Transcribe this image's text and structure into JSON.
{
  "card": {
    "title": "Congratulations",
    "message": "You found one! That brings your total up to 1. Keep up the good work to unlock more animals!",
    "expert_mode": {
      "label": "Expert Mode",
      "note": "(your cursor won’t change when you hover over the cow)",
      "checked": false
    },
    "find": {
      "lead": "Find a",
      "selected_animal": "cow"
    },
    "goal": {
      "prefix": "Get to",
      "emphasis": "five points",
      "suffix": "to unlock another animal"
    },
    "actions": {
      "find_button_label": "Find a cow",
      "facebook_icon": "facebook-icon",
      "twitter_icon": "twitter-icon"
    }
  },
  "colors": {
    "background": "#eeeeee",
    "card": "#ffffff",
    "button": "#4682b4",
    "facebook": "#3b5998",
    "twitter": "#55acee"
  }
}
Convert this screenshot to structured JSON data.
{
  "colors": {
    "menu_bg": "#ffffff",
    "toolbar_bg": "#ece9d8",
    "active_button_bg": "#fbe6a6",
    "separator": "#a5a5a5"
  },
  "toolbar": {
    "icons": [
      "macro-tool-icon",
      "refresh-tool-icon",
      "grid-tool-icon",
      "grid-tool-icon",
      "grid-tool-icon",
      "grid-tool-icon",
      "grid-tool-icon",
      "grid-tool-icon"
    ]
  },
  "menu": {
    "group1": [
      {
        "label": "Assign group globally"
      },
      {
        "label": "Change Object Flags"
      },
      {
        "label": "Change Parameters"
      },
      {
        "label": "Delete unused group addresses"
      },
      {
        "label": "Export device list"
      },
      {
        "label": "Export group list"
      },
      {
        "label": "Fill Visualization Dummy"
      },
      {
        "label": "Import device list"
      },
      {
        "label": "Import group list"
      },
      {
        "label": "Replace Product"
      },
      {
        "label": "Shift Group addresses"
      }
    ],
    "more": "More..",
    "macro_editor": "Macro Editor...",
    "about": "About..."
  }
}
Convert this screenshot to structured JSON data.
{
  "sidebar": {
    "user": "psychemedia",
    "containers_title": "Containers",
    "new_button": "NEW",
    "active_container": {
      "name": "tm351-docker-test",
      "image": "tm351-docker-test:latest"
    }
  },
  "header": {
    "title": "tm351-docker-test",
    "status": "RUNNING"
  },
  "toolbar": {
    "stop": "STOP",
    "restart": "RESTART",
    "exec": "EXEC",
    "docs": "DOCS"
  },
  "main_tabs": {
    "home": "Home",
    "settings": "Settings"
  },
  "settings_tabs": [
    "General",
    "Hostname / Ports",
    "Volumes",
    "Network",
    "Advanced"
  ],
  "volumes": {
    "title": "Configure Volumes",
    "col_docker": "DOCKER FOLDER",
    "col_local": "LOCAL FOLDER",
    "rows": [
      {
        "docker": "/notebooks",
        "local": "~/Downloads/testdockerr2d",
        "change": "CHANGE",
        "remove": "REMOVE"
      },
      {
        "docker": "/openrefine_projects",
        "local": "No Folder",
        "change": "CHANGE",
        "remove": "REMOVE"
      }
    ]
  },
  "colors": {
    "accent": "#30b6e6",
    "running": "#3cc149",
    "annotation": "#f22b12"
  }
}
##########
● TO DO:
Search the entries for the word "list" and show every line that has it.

● FINAL ANSWER:
        "label": "Export device list"
        "label": "Export group list"
        "label": "Import device list"
        "label": "Import group list"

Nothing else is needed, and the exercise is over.